The Magnaura (Medieval Μαγναύρα , possibly from Latin Magna Aula, "Great Hall") was a large building in Constantinople, next to the Great Palace. It is equated by scholars with the building that housed the Senate, and which was located east of the Augustaion, close to the Hagia Sophia and next to the Chalke gate. A large gate, described by Procopius, probably made out of marble led into a peristyle courtyard which led to the Magnaura.

The building, a basilica with three naves, was subsequently used as a throne room and a reception hall for foreign embassies. Emperors held large assemblies in this location, particularly at the atrium area on the western side. For instance, the annual ceremony called the silention or the beginning of Lent, included the entire imperial household and bureaucracy arrayed along the great staircase of the Magnaura. Scholars described it as a material projection of Byzantine imperial power over all subjects of the oikoumene.

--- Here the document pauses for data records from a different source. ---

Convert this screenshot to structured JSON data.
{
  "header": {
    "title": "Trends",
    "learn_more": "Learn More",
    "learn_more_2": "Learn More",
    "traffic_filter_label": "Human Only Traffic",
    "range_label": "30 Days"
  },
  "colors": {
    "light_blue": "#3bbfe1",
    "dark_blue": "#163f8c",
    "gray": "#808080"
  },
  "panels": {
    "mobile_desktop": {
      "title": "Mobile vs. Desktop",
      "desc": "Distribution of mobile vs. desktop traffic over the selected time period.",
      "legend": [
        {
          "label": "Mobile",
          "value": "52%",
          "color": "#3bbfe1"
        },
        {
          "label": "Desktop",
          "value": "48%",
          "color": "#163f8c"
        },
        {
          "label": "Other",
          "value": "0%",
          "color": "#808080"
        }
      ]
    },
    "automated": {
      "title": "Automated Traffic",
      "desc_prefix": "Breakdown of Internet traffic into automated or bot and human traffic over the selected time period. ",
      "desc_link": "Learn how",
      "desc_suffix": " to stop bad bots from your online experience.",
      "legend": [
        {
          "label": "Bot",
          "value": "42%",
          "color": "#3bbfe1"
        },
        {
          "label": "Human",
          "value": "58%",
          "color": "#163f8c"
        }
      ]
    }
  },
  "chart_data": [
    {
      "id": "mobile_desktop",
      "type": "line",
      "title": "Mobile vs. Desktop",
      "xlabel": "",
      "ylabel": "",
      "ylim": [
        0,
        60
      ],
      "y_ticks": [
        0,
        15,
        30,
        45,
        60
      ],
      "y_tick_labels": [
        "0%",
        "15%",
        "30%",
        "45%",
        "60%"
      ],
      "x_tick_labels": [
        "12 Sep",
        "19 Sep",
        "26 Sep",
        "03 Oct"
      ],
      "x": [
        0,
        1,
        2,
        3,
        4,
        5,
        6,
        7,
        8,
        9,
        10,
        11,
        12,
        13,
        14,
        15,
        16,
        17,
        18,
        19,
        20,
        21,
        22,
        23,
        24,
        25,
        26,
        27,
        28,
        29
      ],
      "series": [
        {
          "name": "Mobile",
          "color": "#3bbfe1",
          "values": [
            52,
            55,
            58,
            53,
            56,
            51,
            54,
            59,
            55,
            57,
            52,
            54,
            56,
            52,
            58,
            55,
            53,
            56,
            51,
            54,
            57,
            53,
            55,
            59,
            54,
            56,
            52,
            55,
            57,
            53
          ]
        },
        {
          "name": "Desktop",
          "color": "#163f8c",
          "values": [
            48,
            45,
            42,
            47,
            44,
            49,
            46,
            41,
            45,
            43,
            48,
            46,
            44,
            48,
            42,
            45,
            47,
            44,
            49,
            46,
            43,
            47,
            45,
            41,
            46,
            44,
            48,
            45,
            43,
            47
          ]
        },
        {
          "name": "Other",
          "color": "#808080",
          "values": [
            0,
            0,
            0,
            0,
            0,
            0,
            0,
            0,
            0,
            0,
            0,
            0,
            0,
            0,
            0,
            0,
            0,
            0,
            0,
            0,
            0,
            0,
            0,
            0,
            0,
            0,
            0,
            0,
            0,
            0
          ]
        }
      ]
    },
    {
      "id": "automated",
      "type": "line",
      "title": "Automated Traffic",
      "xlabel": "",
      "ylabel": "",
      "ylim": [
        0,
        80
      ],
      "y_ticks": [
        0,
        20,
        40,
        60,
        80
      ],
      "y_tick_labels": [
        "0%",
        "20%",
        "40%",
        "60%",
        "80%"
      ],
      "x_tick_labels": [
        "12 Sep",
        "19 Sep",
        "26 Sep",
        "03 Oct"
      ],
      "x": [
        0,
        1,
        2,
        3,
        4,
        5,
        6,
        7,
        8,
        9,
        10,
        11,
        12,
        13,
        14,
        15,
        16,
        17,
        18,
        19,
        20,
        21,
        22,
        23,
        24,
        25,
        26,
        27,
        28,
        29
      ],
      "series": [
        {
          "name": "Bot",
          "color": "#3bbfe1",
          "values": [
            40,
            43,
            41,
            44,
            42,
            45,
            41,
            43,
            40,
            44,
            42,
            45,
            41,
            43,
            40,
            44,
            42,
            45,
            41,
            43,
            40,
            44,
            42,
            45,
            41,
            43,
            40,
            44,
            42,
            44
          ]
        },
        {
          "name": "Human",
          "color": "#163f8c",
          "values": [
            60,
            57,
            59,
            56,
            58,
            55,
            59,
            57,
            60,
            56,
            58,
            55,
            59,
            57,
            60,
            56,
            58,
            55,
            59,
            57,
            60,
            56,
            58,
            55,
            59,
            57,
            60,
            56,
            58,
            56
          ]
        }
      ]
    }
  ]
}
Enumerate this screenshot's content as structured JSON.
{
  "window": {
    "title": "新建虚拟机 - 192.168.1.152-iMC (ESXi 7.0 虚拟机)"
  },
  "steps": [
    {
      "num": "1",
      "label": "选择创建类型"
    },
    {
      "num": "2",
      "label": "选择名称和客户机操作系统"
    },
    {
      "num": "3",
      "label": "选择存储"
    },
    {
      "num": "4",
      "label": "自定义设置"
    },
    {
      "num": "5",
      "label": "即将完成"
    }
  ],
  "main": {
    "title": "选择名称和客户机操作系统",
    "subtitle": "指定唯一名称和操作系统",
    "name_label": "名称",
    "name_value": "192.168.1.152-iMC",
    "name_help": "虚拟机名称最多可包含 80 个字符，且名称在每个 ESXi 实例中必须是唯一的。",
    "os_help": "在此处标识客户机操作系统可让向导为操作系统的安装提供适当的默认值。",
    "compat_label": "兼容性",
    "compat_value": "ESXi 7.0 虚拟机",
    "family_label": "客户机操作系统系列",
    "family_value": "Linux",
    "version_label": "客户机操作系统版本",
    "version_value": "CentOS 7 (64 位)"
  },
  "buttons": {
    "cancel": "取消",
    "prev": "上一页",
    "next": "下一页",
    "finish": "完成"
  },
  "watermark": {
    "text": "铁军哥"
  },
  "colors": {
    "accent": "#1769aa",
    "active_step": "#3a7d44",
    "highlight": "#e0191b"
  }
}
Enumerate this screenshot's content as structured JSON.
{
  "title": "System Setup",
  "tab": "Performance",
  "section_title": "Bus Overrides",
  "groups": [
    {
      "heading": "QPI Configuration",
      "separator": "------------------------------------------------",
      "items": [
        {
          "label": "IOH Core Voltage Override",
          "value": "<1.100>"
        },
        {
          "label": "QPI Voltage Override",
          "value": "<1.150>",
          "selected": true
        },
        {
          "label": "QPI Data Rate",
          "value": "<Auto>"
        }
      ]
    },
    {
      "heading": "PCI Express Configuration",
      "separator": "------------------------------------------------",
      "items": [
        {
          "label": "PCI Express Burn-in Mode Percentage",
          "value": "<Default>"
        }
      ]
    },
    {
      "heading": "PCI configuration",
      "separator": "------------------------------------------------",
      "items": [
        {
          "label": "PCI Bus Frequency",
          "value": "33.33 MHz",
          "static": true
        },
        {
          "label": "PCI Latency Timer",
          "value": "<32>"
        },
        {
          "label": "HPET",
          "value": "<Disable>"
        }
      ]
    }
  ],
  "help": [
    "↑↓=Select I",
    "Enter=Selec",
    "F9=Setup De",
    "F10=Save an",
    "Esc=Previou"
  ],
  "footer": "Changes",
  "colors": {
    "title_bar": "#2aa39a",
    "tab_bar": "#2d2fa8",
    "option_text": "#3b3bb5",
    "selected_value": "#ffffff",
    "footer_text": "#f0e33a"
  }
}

In ca. 855, the Caesar Bardas established in the palace a school (ekpaideutērion). However, this was not the University of Constantinople, but rather a Philosophical school, because the University of Constantinople was created during the time of Theodosius II in 425 AD.